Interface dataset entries
* * * *
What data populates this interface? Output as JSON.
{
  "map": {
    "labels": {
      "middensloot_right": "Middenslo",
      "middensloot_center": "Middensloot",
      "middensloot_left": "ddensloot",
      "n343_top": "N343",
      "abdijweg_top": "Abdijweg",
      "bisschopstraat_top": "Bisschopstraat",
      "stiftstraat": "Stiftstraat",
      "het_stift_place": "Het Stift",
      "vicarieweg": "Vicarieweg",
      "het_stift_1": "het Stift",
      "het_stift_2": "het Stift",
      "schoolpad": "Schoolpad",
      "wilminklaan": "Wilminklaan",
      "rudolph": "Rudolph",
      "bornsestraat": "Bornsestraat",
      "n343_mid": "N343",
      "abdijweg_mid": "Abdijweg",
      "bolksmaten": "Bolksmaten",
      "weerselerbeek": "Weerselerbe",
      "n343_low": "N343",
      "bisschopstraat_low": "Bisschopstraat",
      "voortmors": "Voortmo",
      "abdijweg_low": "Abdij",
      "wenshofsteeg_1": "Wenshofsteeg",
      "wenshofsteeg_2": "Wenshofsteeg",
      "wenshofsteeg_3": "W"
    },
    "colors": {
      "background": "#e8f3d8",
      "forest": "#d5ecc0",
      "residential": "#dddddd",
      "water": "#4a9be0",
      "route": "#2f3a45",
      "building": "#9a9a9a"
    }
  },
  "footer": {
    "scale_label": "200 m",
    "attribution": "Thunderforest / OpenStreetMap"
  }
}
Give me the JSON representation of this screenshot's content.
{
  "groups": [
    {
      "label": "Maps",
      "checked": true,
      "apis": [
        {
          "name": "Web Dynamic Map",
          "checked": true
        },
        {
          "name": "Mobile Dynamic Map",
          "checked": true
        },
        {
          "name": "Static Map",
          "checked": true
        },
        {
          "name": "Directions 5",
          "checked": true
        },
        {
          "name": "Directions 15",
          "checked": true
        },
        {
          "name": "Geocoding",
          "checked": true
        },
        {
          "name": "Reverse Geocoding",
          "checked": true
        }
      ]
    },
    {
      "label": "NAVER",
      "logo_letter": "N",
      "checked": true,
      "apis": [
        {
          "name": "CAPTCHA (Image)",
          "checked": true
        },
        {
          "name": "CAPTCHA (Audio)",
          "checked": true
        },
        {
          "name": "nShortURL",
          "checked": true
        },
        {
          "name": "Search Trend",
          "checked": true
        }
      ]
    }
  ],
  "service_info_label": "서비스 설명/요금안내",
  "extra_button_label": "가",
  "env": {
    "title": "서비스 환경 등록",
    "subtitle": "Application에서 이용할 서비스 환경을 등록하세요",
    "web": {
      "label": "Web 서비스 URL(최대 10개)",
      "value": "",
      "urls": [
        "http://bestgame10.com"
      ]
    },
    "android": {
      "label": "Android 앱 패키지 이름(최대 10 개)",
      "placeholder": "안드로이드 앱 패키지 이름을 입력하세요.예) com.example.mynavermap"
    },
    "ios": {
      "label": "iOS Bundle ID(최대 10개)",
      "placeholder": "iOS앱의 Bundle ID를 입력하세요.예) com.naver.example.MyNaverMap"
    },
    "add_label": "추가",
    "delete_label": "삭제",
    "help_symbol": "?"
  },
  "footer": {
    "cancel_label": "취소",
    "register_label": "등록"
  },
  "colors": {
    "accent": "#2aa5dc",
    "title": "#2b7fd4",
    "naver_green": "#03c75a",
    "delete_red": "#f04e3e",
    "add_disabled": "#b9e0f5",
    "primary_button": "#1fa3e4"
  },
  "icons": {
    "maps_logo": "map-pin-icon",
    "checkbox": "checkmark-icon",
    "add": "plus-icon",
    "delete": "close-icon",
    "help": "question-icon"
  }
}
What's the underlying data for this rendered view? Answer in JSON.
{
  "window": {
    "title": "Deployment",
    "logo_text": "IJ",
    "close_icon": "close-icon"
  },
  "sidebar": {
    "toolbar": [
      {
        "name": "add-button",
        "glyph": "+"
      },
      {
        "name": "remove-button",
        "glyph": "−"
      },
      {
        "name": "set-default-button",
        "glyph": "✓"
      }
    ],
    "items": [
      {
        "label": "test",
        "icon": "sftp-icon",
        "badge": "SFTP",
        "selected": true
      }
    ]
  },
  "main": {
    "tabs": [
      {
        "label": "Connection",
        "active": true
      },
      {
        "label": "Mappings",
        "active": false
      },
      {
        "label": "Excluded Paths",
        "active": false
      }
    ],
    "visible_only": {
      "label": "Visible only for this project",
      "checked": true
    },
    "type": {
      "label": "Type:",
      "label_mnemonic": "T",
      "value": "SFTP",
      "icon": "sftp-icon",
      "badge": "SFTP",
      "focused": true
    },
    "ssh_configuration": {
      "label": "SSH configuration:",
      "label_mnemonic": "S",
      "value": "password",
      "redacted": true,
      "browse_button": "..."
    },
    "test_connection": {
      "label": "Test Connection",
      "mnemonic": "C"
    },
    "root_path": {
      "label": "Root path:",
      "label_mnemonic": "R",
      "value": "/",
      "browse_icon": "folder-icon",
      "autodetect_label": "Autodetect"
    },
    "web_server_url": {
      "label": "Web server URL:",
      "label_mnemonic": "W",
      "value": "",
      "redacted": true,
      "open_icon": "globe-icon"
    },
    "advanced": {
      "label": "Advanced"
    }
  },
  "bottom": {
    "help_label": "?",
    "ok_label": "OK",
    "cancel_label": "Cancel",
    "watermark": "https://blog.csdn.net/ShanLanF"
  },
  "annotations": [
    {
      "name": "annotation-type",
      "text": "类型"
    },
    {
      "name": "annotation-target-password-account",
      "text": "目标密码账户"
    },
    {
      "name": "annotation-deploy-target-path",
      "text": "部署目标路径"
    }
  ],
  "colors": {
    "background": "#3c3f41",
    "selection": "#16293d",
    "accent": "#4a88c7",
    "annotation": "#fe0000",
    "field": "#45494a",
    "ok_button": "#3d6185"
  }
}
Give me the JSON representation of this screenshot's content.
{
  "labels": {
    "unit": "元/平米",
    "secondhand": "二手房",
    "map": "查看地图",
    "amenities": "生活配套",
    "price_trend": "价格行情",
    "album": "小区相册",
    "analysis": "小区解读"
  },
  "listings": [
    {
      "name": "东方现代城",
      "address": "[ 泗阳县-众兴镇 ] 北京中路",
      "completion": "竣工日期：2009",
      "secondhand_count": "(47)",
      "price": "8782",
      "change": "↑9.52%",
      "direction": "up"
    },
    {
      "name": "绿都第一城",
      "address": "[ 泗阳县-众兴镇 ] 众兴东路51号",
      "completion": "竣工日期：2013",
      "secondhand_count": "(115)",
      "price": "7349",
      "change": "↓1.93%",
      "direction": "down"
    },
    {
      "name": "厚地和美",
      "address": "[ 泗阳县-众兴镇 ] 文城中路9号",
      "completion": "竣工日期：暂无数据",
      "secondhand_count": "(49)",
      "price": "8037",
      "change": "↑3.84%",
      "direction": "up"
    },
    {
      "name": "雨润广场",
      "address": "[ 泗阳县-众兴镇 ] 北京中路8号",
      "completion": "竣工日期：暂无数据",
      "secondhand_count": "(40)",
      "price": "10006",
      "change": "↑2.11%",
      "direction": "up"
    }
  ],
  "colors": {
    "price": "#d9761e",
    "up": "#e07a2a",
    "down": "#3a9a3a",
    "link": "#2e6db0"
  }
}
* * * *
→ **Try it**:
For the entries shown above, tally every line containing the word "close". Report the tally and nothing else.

→ **Reply to the exercise**:
2